▶ _Data supplied_
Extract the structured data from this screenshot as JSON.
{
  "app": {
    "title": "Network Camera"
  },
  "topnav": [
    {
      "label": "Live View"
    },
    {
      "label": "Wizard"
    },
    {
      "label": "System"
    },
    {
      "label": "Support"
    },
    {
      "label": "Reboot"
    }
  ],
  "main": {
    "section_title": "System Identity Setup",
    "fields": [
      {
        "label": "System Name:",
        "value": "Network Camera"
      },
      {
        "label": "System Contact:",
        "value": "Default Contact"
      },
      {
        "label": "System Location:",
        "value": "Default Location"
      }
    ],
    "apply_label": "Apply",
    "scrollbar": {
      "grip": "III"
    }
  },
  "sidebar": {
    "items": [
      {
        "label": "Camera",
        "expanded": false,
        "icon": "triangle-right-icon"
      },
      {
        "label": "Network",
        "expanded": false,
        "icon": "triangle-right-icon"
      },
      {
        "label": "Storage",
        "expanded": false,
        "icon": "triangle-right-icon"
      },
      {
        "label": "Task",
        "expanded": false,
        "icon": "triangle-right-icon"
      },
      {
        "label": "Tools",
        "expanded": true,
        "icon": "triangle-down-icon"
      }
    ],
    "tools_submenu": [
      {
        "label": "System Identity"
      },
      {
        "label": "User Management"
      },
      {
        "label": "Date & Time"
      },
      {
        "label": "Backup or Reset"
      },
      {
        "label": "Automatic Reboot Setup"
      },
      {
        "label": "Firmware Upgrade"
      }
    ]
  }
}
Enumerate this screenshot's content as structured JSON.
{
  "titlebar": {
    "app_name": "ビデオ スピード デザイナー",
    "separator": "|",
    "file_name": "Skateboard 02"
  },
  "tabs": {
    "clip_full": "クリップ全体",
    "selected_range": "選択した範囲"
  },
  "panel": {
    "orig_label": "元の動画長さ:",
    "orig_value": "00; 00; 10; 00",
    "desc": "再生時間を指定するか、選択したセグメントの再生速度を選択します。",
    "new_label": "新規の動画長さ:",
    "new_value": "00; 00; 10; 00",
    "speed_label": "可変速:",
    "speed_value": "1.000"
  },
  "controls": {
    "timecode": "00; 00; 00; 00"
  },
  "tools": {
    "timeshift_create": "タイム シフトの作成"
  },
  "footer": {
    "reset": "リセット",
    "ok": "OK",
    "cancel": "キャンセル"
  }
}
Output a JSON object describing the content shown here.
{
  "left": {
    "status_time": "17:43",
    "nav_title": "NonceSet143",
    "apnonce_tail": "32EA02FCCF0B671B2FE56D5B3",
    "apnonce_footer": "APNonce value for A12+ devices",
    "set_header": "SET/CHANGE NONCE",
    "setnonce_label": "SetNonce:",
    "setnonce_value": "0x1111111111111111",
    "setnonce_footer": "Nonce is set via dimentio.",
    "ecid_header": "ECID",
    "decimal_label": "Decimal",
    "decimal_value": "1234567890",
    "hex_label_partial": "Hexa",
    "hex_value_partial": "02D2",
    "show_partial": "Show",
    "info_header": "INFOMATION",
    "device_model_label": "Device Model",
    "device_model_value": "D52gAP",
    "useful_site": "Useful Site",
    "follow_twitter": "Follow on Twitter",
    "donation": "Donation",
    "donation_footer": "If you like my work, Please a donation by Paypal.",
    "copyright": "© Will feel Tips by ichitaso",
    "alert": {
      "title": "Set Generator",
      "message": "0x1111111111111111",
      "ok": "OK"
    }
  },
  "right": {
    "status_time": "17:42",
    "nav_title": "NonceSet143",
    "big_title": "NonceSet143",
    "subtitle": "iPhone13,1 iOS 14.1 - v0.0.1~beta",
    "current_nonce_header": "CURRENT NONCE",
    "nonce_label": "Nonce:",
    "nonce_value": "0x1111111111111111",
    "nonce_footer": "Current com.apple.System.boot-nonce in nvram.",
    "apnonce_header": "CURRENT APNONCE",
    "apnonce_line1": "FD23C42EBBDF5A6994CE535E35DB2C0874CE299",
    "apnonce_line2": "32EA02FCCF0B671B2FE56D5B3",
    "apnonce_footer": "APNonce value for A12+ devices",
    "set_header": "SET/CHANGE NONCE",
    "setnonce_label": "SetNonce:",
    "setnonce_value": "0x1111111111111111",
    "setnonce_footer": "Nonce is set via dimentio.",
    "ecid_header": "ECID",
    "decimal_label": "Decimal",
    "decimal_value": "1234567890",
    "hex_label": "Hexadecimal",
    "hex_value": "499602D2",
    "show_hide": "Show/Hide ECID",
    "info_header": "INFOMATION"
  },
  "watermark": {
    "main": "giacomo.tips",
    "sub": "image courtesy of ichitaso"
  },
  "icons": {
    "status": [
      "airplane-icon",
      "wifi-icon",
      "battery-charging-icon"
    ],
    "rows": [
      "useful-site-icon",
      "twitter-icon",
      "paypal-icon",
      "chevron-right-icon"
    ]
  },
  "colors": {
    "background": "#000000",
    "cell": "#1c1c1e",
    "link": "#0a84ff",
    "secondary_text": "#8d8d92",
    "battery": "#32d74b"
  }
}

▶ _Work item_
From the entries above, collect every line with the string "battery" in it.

▶ _Response for this exercise_
      "battery-charging-icon"
    "battery": "#32d74b"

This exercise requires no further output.